As part of that representation, the National Governors Association — “the collective voice of the nation’s governors” — voted to support Common Core education benchmarks or standards that students across the country should meet at the conclusion of specific grade levels to better prepare them to be college- and career-ready by the time they graduate high school. The goal is to prioritize the outcomes of students’ school performance by measuring accomplishments along the way, ensuring a more effective and efficient postsecondary education system.
Those metrics are collected in an aggregate form for comparison purposes — just as they have been in the past — to see what is working and what isn’t working with this strategy. Such metrics are an important measure to determine the states’ — and that also means taxpayers’ — return on their financial investment in its education system. Is it accomplishing its goals of producing graduates who are work-ready and college-ready? If not, why not?
Most Americans agree our country needs a first-class education system and that a better-educated workforce makes Americans more competitive in today’s global marketplace. So it makes good sense to have uniform metrics at the end of each school year to ensure students are on track.

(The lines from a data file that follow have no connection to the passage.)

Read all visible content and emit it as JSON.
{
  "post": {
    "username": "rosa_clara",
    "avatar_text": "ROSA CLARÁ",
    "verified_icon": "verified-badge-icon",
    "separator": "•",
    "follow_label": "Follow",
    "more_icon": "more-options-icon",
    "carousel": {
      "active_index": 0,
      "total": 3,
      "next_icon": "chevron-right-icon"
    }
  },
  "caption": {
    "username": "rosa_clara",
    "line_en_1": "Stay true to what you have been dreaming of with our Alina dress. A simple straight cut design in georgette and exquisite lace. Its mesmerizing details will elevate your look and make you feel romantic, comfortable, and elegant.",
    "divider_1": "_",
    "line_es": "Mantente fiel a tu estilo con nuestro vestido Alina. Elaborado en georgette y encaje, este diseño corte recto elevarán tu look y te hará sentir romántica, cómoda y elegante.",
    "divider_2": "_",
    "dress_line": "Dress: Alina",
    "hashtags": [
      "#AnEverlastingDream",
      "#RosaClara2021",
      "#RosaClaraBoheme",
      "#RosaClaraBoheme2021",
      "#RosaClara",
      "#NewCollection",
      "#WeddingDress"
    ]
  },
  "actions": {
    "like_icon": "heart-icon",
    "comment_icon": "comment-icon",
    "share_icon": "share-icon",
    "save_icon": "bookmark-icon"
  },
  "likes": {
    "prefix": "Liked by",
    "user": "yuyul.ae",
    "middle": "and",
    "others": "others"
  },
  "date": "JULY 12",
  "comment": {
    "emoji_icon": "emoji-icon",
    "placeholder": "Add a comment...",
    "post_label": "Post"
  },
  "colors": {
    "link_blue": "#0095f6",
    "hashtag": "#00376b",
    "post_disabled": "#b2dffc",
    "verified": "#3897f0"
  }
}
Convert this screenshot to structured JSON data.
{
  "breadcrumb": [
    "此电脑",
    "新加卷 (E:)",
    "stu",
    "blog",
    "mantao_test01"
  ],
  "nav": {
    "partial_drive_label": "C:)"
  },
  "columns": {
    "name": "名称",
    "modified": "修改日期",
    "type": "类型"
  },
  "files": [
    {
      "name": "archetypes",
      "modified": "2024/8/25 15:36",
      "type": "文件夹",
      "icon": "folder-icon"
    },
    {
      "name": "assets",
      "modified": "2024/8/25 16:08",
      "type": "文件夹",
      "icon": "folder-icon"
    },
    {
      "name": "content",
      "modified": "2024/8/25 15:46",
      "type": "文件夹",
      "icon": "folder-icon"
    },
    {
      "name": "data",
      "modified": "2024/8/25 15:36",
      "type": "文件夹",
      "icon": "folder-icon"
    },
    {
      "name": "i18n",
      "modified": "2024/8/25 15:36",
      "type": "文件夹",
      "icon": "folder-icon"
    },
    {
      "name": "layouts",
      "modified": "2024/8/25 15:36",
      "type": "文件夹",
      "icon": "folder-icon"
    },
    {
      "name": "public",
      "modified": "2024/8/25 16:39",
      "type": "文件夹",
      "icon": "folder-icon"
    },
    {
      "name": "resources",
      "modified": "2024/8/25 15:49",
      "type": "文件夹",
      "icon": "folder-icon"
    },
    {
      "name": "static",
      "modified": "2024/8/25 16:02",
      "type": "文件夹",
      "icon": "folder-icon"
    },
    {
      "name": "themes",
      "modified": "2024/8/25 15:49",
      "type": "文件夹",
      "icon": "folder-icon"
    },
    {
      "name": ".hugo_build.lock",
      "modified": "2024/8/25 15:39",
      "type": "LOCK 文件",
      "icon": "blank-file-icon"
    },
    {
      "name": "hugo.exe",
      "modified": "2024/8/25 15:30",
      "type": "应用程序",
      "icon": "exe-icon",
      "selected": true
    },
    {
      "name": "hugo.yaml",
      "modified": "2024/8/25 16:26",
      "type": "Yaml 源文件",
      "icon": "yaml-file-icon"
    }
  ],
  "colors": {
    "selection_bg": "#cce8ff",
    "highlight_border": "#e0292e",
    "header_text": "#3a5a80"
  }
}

The new Common Core standards were voted on and approved by the various state boards of education — filled by those elected board members representing their constituents. For those who don’t remember who they voted for on Kansas’ state board of education, Janet Waugh, Kansas City, represents District 1 and the Wellsville school district; John Bacon, Olathe, represents District 3 and the Wellsville school district; while Jana Shaver, Independence, represents District 9 and the Ottawa, Central Heights, Wellsville and West Franklin school districts. Clearly Wellsville’s views ought to be well-represented with three board members representing its district.
This kind of commonality certainly will make it easier for transient students, especially those in military families, who are moved from state to state to keep from falling behind because of varying standards. Common Core’s blending of standards with local flexibility offers the best of both worlds; it’s clear not all children learn the same way nor at the same speed, yet all need to have critical thinking and problem-solving skills. State Sen. Caryn Tyson, R-Parker, illustrated this point at a recent legislative listening tour in Ottawa when she described her own experience as a second-grade student proficient at using negative numbers at one elementary school, though when she attended a different school that year the class wasn’t as far along as she was. In this case, she was more accelerated than the class she joined, so common standards were not being utilized. But imagine if her move had placed her in a class that was far more advanced — not less — than her original school.
Despite the commonalities in education adopted with Common Core, each school district has the ability to teach its concepts in the manner it sees fit locally. While some states or districts might believe they have unique curriculum that ought to be taught in their geographic area, it is difficult to believe districts couldn’t agree on a common math standard — especially when one considers that the commonly accepted standards for college entrance, the ACT or SAT tests, are the same regardless of the state. Similarly, English and grammar are the same across the country even though speaking dialects and pronunciations might differ slightly around the country.
The No Child Left Behind education mandate had few supporters at the outset, and even fewer by the time it concluded and was replaced by Common Core. Today’s Common Core strategy faces criticism too, and for some of the same reasons, such as being unproven. Students who aren’t good test takers and other at-risk students will, no doubt, have a tougher go of it with Common Core than others, but that doesn’t mean it isn’t a positive step forward for America’s schools. A rigorous common education system is a sound way to raise the country’s collective brainpower.
— Jeanny Sharp,
editor and publisher